Romo had the energy to jump-start a desolate Cowboys franchise, the work ethic to gain his teammates' support and the smile and charisma to woo the ladies.

The undrafted, feel-good story won five of his first six starts, including knocking off the then-unbeaten Indianapolis Colts. The former Eastern Illinois University standout finished the season with 2,903 yards, to go along with 19 touchdowns and a passer rating of 95.1. Garnering a Pro Bowl selection, Romo had Dallas fans convinced Jerry Jones had discovered a diamond in the rough.

More importantly, Romo guided the Cowboys to their first playoff appearance in three years, as the team stormed to Seattle in hopes of upending the NFC West champion Seahawks.

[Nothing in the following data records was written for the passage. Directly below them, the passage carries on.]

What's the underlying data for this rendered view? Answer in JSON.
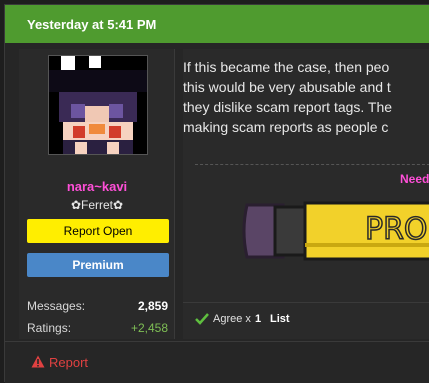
{
  "post": {
    "date": "Yesterday at 5:41 PM",
    "body_lines": [
      "If this became the case, then peo",
      "this would be very abusable and t",
      "they dislike scam report tags. The",
      "making scam reports as people c"
    ],
    "signature_text": "Need",
    "signature_banner_text": "PROF"
  },
  "user": {
    "name": "nara~kavi",
    "title": "✿Ferret✿",
    "badge_report": "Report Open",
    "badge_premium": "Premium",
    "stats": {
      "messages_label": "Messages:",
      "messages_value": "2,859",
      "ratings_label": "Ratings:",
      "ratings_value": "+2,458"
    }
  },
  "reactions": {
    "agree_label": "Agree x",
    "agree_count": "1",
    "list_label": "List"
  },
  "footer": {
    "report_label": "Report"
  },
  "colors": {
    "header_green": "#4f9b2f",
    "username_pink": "#ff4fd8",
    "badge_yellow": "#ffee00",
    "badge_blue": "#4a87c8",
    "ratings_green": "#7fbf55",
    "report_red": "#e04141"
  },
  "icons": {
    "agree": "checkmark-icon",
    "report": "warning-triangle-icon"
  }
}
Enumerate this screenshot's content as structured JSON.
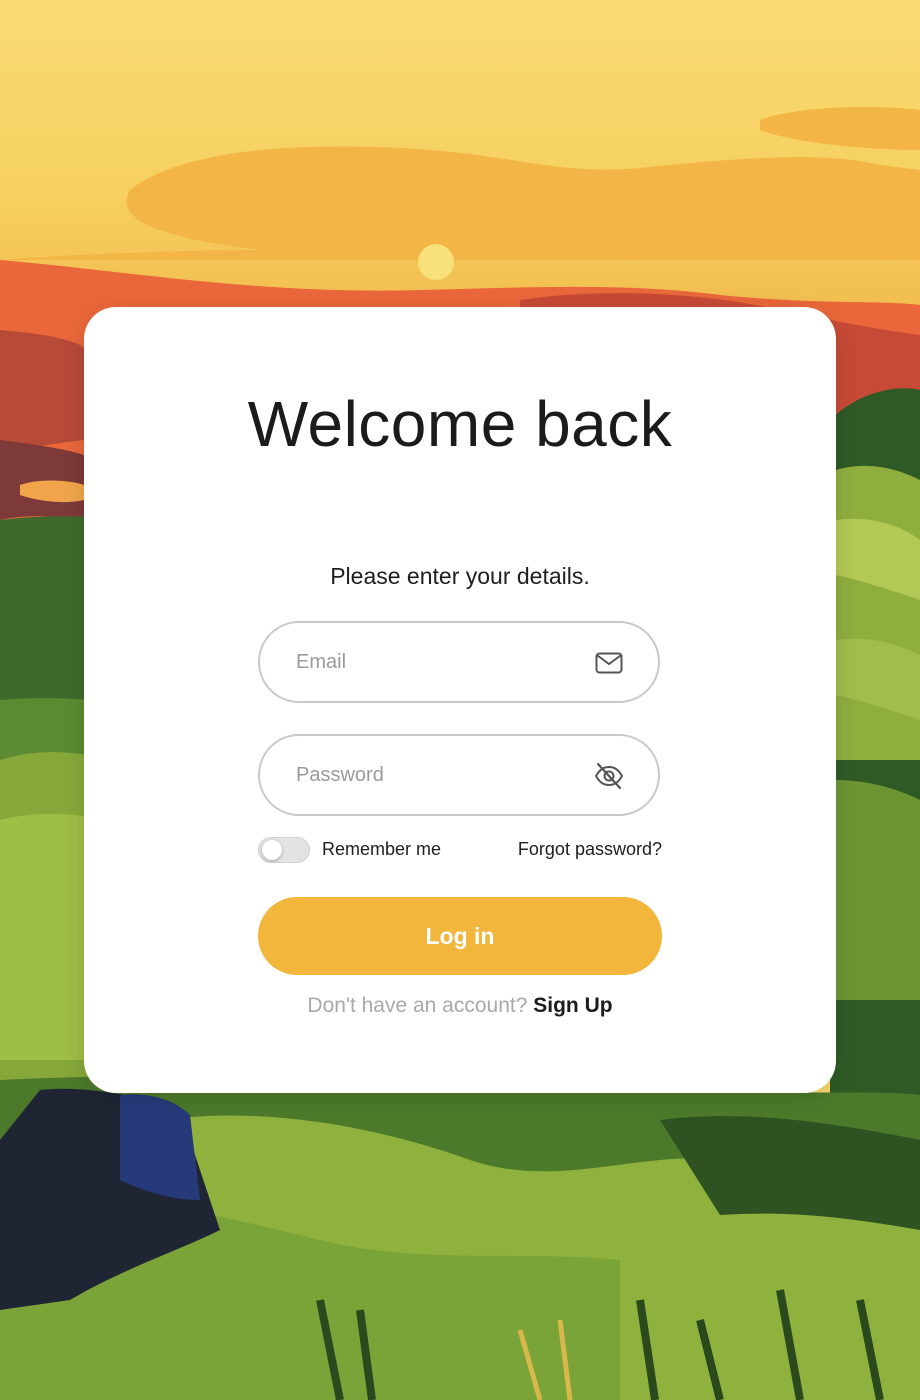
{
  "theme": {
    "accent": "#f2b63c",
    "card_background": "#ffffff",
    "field_border": "#c9c9c9"
  },
  "login": {
    "title": "Welcome back",
    "subtitle": "Please enter your details.",
    "email": {
      "placeholder": "Email",
      "value": "",
      "icon": "mail-icon"
    },
    "password": {
      "placeholder": "Password",
      "value": "",
      "icon": "eye-off-icon"
    },
    "remember_me": {
      "label": "Remember me",
      "checked": false
    },
    "forgot_password": "Forgot password?",
    "submit_label": "Log in",
    "signup_prompt": "Don't have an account?",
    "signup_link": "Sign Up"
  }
}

Down 21-20 in the waning minutes of the fourth quarter, Romo engineered the Cowboys to what should have been a game-winning drive. Placed at the 2-yard line, the Cowboys sent Martin Gramatica out to capture Dallas' first playoff victory since 1996.

On the attempt, Romo botched the hold, and with that, the Cowboys' season came to a disparaging conclusion.

Unfortunately for Cowboys fans, the series of events displayed on Jan. 6, 2007, were only a glimpse of the career of Tony Romo.

After witnessing the 34-3 walloping the Cowboys received by the Minnesota Vikings, it's unequivocal that Romo is not the solution at quarterback for the Dallas Cowboys.

Granted, Romo spent most of his Sunday afternoon fleeing from defensive linemen, but the sixth-year quarterback still made amateur mistakes on a paramount level.

Romo's three fumbles (two lost) and one interception put a damper to the Cowboys' morale, and while Brett Favre toyed with Dallas's defense, Romo didn't put the Cowboys in position to make it a competitive game.

While Romo has the tangibles to make a decent NFL starter, he will never lead the Cowboys to the Super Bowl for the same reason Miami Dolphins' kicker Ray Finkle collapsed in the Jim Carrey movie "Ace Ventura." Romo's mental toughness is inadequate for what is required by an NFL quarterback to lead an NFL team to the most cherished game in all of sports.

Romo has posted impressive regular season wins throughout his career, but after seeing his brief stints in playoff action, I get the impression Romo will never don a Super Bowl ring (at least because of his action.)

Critics denounced Peyton Manning for his early career playoff failures, but Manning was also a part of a Colts team that had an abominable defense for the early portion of his tenure.

So while I applaud Romo for not being a sheer humiliation under center like the other quarterbacks that attempted to fill the shoes of Troy Aikman, No. 9 isn't the franchise quarterback many hyped him to be.

Like what the quarterback did to country music star Carrie Underwood, it's time for Jones to dump Romo. Hopefully for the Cowboys, Jones won't downgrade like Romo did.

Justin Baer is a marketing and business journalism major from Midlothian and the sports editor for the Lariat.